Copy out each line of the material below that holds the string "date".

• • •

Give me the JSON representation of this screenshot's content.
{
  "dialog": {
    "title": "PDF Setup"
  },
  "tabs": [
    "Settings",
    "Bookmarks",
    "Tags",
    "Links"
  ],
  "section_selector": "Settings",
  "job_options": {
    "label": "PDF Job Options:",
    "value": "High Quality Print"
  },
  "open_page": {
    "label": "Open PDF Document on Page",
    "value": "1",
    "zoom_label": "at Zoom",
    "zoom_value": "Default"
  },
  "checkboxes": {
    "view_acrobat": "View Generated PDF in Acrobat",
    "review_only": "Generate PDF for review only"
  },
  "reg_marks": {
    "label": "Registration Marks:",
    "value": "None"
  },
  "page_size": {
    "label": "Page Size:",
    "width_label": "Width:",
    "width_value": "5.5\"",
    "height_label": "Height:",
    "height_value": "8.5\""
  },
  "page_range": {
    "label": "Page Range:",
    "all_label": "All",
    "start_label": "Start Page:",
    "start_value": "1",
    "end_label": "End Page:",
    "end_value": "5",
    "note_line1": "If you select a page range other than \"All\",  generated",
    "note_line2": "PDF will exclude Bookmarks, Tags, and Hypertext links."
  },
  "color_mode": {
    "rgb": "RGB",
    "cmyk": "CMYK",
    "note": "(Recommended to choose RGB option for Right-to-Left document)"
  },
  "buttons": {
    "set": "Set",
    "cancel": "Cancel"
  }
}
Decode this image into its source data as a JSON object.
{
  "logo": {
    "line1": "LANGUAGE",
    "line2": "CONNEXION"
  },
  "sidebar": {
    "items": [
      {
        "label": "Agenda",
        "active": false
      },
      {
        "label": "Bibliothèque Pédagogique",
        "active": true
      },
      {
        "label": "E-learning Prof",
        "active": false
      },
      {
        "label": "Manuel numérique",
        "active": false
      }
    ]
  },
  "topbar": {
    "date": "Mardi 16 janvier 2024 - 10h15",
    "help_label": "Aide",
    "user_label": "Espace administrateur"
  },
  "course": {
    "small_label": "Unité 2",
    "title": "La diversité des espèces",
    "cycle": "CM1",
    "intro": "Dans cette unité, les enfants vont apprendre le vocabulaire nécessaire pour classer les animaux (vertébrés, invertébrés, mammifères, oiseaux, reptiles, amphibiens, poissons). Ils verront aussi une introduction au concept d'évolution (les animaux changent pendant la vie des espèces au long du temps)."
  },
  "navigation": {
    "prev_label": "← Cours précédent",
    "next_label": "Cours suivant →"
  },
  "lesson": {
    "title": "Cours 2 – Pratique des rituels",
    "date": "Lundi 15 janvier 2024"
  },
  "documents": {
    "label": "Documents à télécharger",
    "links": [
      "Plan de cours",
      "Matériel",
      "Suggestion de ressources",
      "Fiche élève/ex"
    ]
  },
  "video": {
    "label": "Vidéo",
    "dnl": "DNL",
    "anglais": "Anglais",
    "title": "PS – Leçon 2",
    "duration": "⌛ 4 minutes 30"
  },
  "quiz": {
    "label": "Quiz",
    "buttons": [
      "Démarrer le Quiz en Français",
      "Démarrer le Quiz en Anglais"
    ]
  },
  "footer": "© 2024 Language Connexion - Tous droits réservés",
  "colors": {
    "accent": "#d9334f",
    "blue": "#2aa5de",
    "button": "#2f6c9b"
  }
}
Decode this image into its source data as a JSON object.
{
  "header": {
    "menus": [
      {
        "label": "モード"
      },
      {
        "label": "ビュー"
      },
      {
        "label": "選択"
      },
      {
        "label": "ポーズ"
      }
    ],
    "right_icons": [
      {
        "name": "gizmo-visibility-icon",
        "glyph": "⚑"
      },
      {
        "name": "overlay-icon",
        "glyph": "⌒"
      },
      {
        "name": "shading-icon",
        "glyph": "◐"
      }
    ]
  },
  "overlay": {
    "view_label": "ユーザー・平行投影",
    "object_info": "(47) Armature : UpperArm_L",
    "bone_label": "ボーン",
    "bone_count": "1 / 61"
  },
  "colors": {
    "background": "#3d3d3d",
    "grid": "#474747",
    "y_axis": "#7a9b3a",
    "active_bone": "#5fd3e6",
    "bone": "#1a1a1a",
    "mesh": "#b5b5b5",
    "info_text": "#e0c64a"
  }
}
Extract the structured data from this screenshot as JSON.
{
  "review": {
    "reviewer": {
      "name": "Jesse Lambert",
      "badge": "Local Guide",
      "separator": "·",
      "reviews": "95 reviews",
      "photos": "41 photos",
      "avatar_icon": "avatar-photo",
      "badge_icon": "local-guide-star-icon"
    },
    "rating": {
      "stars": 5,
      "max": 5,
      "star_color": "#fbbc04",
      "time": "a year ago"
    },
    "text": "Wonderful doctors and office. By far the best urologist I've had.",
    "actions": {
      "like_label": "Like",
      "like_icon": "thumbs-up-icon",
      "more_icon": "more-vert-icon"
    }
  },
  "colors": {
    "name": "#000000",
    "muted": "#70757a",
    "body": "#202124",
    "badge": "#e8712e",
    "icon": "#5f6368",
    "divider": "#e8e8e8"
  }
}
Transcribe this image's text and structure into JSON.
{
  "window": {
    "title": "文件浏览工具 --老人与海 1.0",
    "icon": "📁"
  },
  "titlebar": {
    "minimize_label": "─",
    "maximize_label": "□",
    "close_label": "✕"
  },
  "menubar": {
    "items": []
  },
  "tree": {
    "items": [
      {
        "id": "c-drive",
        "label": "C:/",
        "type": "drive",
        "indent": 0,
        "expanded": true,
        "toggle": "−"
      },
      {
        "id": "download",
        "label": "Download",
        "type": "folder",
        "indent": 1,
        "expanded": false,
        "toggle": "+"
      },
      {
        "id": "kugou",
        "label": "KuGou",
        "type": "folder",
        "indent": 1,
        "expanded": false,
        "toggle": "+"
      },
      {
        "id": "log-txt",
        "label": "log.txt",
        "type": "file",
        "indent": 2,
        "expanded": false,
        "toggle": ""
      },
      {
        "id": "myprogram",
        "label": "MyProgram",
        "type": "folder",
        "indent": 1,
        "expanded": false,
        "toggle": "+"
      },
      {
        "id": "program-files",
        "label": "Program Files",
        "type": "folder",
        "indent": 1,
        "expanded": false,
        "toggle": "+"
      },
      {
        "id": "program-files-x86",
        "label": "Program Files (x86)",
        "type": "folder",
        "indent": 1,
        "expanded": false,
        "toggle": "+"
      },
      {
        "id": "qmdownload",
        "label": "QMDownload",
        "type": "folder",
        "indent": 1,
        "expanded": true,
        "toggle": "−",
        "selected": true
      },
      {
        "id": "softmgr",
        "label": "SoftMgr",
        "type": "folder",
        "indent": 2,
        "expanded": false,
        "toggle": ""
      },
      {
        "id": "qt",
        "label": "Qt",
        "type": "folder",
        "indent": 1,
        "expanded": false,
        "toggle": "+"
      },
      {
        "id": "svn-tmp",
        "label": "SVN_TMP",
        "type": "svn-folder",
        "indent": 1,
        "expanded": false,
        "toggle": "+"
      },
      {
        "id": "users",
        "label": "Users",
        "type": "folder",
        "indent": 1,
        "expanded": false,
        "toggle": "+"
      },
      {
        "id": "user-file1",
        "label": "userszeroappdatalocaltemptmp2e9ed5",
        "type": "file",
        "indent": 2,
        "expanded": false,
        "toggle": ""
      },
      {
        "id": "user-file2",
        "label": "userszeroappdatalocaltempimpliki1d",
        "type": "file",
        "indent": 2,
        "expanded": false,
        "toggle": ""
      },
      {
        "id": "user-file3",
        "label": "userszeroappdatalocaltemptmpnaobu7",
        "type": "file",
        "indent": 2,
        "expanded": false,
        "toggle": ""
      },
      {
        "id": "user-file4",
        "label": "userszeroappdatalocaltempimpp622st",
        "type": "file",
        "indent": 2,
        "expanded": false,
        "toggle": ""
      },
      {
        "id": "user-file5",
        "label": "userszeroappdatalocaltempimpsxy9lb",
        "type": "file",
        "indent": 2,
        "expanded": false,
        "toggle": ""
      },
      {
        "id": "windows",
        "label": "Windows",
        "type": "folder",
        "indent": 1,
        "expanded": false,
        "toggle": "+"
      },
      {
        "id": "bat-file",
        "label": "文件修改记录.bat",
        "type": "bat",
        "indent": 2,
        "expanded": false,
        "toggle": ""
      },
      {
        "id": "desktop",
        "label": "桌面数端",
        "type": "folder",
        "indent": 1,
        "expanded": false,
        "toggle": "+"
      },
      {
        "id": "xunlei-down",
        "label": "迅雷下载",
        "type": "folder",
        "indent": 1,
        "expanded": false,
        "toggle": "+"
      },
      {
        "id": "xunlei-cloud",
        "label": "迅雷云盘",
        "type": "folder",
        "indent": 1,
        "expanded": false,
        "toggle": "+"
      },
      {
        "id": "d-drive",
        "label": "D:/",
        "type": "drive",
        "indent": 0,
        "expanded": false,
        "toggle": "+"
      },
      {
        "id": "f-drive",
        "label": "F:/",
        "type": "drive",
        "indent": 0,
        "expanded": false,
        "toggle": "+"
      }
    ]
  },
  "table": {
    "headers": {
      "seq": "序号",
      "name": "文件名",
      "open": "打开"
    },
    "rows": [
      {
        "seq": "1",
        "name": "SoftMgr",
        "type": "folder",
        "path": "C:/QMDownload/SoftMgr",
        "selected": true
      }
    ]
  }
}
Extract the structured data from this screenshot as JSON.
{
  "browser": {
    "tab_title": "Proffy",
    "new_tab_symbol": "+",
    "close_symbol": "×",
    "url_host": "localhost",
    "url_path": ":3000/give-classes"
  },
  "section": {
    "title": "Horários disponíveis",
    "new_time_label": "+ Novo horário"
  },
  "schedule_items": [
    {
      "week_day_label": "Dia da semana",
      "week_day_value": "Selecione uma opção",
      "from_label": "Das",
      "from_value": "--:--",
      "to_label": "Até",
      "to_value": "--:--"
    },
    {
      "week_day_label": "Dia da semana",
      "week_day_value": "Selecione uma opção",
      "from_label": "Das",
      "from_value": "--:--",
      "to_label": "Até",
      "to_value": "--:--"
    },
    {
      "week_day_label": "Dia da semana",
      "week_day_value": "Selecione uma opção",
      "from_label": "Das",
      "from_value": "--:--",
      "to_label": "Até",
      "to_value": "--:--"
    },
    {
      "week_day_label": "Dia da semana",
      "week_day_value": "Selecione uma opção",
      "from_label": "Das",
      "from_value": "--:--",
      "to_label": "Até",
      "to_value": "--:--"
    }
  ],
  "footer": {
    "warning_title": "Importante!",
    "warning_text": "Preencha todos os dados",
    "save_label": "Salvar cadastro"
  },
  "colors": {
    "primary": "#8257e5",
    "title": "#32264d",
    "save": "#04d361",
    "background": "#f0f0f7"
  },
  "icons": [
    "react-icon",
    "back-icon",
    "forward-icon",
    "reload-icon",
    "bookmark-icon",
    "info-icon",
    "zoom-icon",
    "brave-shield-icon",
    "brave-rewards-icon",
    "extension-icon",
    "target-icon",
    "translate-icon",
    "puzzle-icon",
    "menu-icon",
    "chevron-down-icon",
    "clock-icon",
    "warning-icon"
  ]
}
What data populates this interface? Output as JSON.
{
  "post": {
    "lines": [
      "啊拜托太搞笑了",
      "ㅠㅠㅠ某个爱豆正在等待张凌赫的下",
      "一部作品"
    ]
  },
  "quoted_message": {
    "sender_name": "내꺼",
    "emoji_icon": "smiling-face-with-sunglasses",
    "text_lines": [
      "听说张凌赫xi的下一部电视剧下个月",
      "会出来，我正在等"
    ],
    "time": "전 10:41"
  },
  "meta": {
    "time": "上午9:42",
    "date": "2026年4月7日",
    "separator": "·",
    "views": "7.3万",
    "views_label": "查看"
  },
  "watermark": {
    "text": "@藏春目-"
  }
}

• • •

RESPONSE TO THE EXERCISE >>
    "date": "Mardi 16 janvier 2024 - 10h15",
    "date": "Lundi 15 janvier 2024"
    "date": "2026年4月7日",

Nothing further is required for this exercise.